In a vast and sprawling city like Chicago, local neighborhood history can get buried beneath the weight of heavier narratives like the Chicago Fire and Daniel Burnham’s plan. This 1994 Chicago Reader gem is a colorful exception, dispelling the notion that Chicago is “one huge city pretty much the same from end to end” and zooming in on the essence of what makes Avondale, Avondale. Set around Paul Pekin’s residence near the Avondale/Logan Square border, this nostalgic narrative takes snapshots of local businesses past (Ragin’ Cajun!) and present (Julio’s Auto Parts?) and homes which “are not likely to make anyone think of millionaires past, present, or future but instead of generations of owners hammering on siding and additions and dormer rooms.”

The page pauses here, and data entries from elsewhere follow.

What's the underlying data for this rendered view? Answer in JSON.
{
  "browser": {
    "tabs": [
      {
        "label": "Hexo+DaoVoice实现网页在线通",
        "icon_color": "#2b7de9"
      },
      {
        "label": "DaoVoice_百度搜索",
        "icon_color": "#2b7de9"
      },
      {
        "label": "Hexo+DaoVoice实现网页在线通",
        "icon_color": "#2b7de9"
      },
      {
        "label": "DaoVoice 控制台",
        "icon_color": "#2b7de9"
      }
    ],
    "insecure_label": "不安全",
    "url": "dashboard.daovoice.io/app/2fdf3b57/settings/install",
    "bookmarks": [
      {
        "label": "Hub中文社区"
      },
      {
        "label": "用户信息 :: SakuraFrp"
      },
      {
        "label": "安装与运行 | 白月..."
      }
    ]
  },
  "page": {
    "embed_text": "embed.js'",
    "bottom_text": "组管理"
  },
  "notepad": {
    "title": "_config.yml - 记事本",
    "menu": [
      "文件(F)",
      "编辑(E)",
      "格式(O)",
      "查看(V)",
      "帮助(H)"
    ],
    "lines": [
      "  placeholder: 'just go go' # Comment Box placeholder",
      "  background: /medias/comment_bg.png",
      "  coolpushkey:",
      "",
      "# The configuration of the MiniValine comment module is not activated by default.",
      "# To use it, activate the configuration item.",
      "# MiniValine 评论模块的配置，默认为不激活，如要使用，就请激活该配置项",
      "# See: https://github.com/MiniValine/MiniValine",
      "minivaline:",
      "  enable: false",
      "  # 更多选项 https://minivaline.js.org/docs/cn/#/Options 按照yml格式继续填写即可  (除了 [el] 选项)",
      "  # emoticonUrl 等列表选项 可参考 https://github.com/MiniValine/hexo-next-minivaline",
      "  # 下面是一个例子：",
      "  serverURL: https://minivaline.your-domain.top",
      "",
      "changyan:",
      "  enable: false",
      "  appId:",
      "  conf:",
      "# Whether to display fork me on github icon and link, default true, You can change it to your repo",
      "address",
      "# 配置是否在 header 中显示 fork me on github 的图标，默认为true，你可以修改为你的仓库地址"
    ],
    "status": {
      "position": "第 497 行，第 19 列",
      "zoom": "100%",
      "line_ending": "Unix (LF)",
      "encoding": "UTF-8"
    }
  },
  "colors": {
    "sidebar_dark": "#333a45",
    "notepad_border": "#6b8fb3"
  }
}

It’s like traveling through a time machine and trying to make sense of what happened. A New Orleans restaurant is now a private residence; a hot dog counter is now Rewster’s; J.J. Peppers still stands two decades later, but apparently had been an Amoco station not long before. Other passages recount the tragic fire at Milwaukee and Kimball, the author riding a bicycle down the Expressway before it opened, and the existence of a three story department store and bowling alley on Milwaukee Avenue past.
Read the whole story here!